**Required action:**
Reproduce each line from the records that holds "field".

(Excerpts from an interface dataset)
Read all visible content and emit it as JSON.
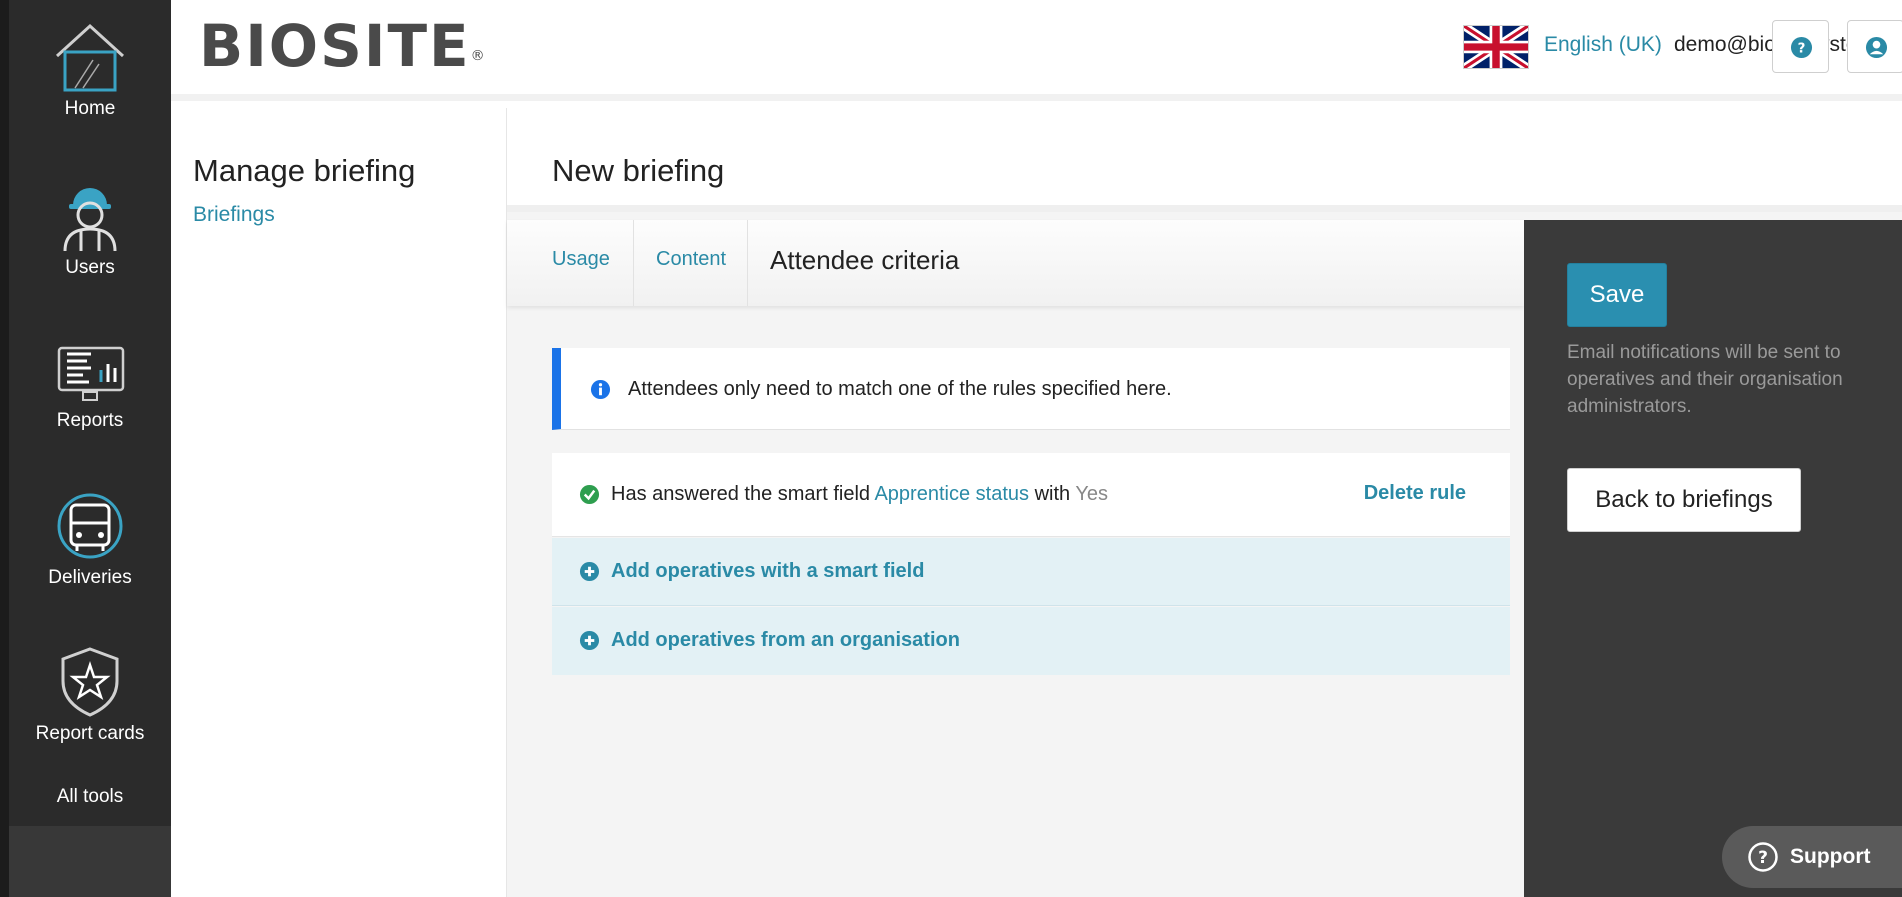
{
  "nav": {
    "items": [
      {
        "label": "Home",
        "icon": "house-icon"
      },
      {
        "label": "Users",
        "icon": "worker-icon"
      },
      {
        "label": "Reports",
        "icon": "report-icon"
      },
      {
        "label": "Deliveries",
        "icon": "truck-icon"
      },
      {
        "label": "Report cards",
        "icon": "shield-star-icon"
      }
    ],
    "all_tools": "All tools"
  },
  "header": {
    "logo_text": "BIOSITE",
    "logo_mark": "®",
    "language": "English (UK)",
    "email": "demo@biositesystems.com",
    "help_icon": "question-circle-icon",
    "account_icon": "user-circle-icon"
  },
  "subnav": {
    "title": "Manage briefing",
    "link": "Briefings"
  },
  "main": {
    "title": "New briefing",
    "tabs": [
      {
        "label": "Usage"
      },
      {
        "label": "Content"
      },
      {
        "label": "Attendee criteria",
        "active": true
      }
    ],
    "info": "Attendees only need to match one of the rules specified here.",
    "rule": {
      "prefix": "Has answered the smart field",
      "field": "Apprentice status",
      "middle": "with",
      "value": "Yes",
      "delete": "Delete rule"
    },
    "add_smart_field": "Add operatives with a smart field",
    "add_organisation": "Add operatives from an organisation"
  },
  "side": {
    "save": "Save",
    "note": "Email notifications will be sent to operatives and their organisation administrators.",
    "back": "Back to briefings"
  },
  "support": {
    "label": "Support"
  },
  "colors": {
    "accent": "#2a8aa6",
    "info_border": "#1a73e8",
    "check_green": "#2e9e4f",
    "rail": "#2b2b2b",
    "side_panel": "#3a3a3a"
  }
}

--

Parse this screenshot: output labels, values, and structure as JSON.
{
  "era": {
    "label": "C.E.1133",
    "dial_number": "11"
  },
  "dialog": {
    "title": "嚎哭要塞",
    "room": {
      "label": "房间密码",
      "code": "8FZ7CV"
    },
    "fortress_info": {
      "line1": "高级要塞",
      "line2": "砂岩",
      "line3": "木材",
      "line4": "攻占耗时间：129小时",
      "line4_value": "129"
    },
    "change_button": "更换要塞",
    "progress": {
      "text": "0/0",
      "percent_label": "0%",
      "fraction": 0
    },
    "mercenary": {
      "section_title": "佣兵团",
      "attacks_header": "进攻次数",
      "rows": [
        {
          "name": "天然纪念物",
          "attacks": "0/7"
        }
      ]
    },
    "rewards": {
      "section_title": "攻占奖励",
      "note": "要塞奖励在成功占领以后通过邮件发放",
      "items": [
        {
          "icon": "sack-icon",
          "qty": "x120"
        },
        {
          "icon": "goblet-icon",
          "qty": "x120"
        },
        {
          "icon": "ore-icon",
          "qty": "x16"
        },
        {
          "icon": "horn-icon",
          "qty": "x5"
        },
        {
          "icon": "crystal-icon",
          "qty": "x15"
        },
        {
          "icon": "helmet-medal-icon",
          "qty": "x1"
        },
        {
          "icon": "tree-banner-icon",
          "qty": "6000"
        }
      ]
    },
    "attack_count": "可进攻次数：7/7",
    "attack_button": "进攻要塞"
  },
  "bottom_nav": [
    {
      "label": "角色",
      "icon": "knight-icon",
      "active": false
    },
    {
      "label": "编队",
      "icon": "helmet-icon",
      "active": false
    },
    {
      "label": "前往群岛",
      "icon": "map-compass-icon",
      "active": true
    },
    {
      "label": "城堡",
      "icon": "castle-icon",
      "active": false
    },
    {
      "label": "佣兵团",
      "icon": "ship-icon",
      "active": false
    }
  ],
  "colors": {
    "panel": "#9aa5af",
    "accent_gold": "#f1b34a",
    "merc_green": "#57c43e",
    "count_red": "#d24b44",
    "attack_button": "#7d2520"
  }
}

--

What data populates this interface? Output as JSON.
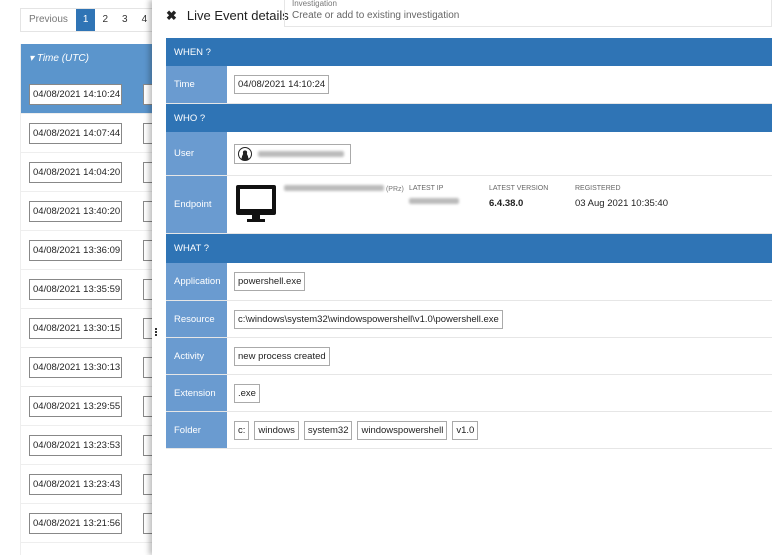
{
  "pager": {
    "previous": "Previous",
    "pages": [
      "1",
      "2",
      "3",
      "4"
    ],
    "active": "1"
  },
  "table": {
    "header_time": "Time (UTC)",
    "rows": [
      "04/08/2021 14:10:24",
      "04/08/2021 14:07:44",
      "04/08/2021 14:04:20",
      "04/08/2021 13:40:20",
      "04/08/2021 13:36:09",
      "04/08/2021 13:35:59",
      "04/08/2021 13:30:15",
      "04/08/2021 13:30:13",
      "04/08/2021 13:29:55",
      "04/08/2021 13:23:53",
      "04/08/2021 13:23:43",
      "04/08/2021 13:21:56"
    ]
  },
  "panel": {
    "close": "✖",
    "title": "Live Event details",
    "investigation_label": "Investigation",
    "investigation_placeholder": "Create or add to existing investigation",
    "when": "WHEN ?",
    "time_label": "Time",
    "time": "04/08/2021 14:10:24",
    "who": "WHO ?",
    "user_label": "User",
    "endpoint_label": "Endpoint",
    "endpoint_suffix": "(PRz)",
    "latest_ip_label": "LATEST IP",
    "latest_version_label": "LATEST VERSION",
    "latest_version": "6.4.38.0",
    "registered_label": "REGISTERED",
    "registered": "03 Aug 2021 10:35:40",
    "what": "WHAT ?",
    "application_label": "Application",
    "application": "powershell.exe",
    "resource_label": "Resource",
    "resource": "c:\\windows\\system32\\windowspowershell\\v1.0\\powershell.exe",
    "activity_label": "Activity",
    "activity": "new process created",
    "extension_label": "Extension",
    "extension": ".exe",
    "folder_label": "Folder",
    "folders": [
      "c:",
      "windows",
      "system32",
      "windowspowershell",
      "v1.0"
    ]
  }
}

**Result:**
      "prefix": "Has answered the smart field",
      "field": "Apprentice status",
    "add_smart_field": "Add operatives with a smart field",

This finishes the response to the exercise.